It sounds like some sort of cool dating app, and to college football scouts, it kinda is.
The acronym, which stands for Speed, Power, Agility, Reaction and Quickness, is a formula used by college athletic programs in order to figure out which players they should court. Known as the “SAT for high school athletes”, players from all over the country are put to the test, doing drills like the 40-yard dash, power ball toss and a vertical jump, and in the end they get a score that is supposed to give a good idea of overall athleticism.
Paso Robles senior running back Christian Erickson was put through the SPARQ test this off season at the Nike+ Football The Opening Rating Day Los Angeles event held at Veteran’s Memorial Stadium in Long Beach this February.
His numbers were off the charts.
Out of more than 1,600 athletes, his SPARQ score of 102.57 finished in the Top 5.
Measuring 5-foot-11 and around 220 pounds, Erickson ran a 4.75 40-yard dash, a 4.52 shuttle run and logged a 31.6 inch vertical leap. He can also squat 505 pounds and bench press 375 pounds.
The numbers only reaffirm what anyone who has watched Erickson play already knows. Erickson has been running over defenders and racking up yards like crazy since he burst onto the scene his sophomore year. In two seasons, he has rushed for more than 3,100 yards and 29 touchdowns and averaged 165 yards per game.
In the final game of Paso Robles’ 2015 season, Erickson put the team on his back — carrying the ball 38 times for 320 yards and three touchdowns in a 35-34 playoff loss to Lompoc.
“It was tough, but I just wanted to win,” Erickson said last week. “I will do anything to win.”
Erickson will bring his freakish athleticism to the defensive side of the ball this season to do just that — turn around a program that finished with a 5-6 record last season.
“I played defense a lot when I was younger,” Erickson said. “Before I got into high school, that’s pretty much all I did. It took a while, but then it’s just like riding a bike.”
“It’s a lot more fun hitting people than getting hit.”
Erickson will bolster a defense that struggled against top teams in 2015. In six losses, Paso Robles gave up an average of 37.5 points.
“With him on defense, it adds another force,” senior linebacker Mark Armstrong said. “It pretty much shuts off half the field. If someone sees him over there, they are not really going to want to run towards his side and they are forced to run back to the other 10 of us.”
Paso Robles head coach Rich Schimke, who has used players on boths sides of the ball more frequently in recent years, said there’s a good chance Erickson will play more defense than offense in 2016.
“When you have a dynamo like Christian — there’s only 10 games not 162 season like baseball — we gotta get him out there and utilize his talents as much as possible,” Schimke said.
Erickson will be used all over the field on defense, filling a kind of hybrid safety/linebacker role made popular by NFL stars like the Denver Broncos’ Von Miller and Pittsburgh Steelers’ Troy Polamalu.
“We are having a hard time blocking him in practice,” Schimke said.
Erickson will still get his yards on offense and will be needed to take the pressure off first-year starting quarterback Steven Schouten.
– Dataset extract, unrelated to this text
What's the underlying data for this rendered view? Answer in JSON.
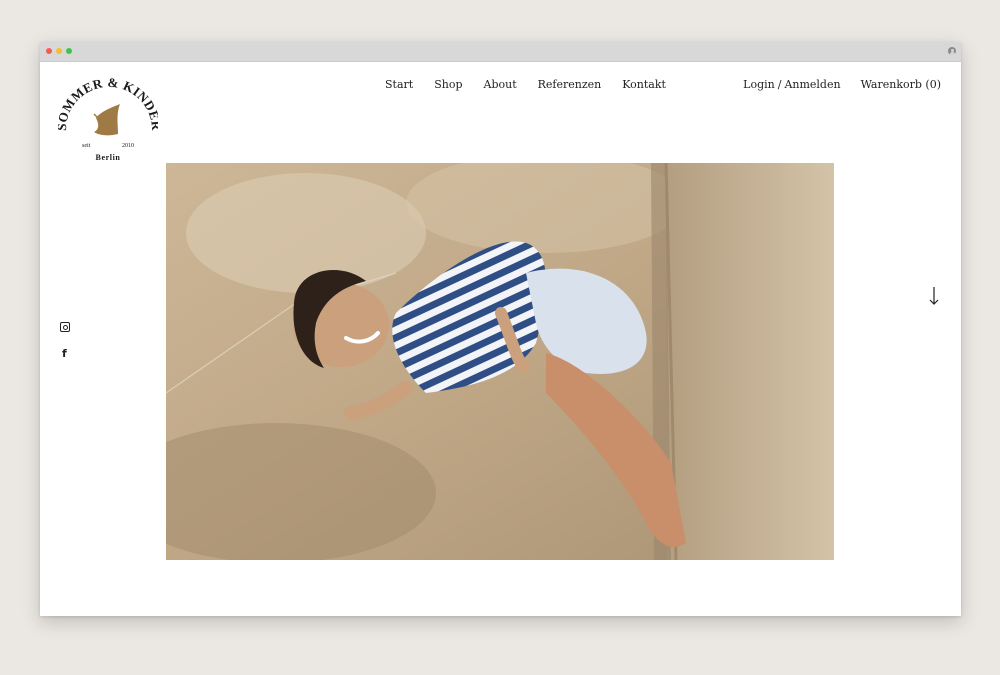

But Schimke doesn’t want every game to be like the last game against Lompoc.
“You can hand the ball off to Christian 40 times, it wins games, but at the same time if there are other guys out there that can make plays, and Stevie can make plays,” Schimke said. “We are going to make the defense be honest.”
Schouten was the backup quarterback for Justin Davis last season as a junior and led Paso Robles in receiving yards and touchdowns (676 yards, 7 TD) last season.
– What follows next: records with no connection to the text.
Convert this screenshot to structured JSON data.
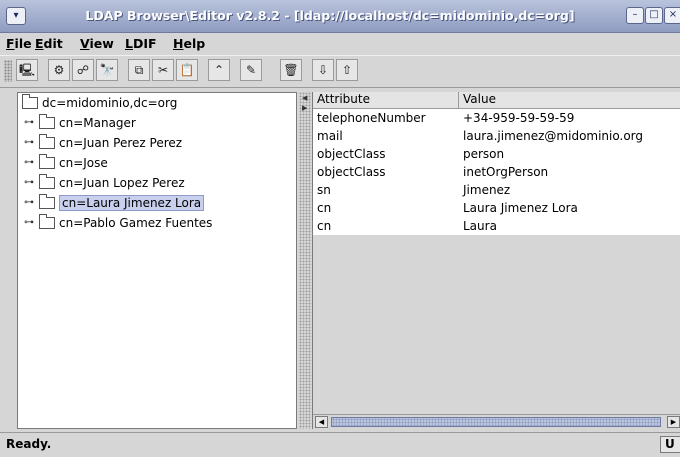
{
  "window": {
    "title": "LDAP Browser\\Editor v2.8.2 - [ldap://localhost/dc=midominio,dc=org]",
    "sys_menu_icon": "chevron-down-icon",
    "minimize_icon": "minimize-icon",
    "maximize_icon": "maximize-icon",
    "close_icon": "close-icon"
  },
  "menubar": {
    "items": [
      {
        "label_rest": "ile",
        "mnemonic": "F"
      },
      {
        "label_rest": "dit",
        "mnemonic": "E"
      },
      {
        "label_rest": "iew",
        "mnemonic": "V"
      },
      {
        "label_rest": "DIF",
        "mnemonic": "L"
      },
      {
        "label_rest": "elp",
        "mnemonic": "H"
      }
    ]
  },
  "toolbar": {
    "buttons": [
      {
        "icon": "connect-icon",
        "glyph": "🖳"
      },
      {
        "icon": "search-icon",
        "glyph": "⚙"
      },
      {
        "icon": "binoculars-icon",
        "glyph": "☍"
      },
      {
        "icon": "find-icon",
        "glyph": "🔭"
      },
      {
        "icon": "copy-icon",
        "glyph": "⧉"
      },
      {
        "icon": "cut-icon",
        "glyph": "✂"
      },
      {
        "icon": "paste-icon",
        "glyph": "📋"
      },
      {
        "icon": "move-up-icon",
        "glyph": "⌃"
      },
      {
        "icon": "edit-icon",
        "glyph": "✎"
      },
      {
        "icon": "delete-icon",
        "glyph": "🗑"
      },
      {
        "icon": "export-icon",
        "glyph": "⇩"
      },
      {
        "icon": "import-icon",
        "glyph": "⇧"
      }
    ]
  },
  "tree": {
    "root": "dc=midominio,dc=org",
    "children": [
      "cn=Manager",
      "cn=Juan Perez Perez",
      "cn=Jose",
      "cn=Juan Lopez Perez",
      "cn=Laura Jimenez Lora",
      "cn=Pablo Gamez Fuentes"
    ],
    "selected_index": 4,
    "handle_glyph": "⊶"
  },
  "table": {
    "columns": [
      "Attribute",
      "Value"
    ],
    "rows": [
      [
        "telephoneNumber",
        "+34-959-59-59-59"
      ],
      [
        "mail",
        "laura.jimenez@midominio.org"
      ],
      [
        "objectClass",
        "person"
      ],
      [
        "objectClass",
        "inetOrgPerson"
      ],
      [
        "sn",
        "Jimenez"
      ],
      [
        "cn",
        "Laura Jimenez Lora"
      ],
      [
        "cn",
        "Laura"
      ]
    ]
  },
  "status": {
    "text": "Ready.",
    "right": "U"
  }
}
“Having Stevie it’s really nice because, say everyone is covered, he can just pull it down and run,” Erickson said. “That’s something that we haven’t had in the past couple years,so that adds a whole new layer to our offense.”
Erickson’s presence on defense also adds a new, scary layer for opposing offenses.
His SPARQ scores paired with his gaudy stats have already generated buzz and drawn interest from the San Jose State and Fresno State football programs. And they likely won’t be the last Division 1 programs to court The Beast of North County.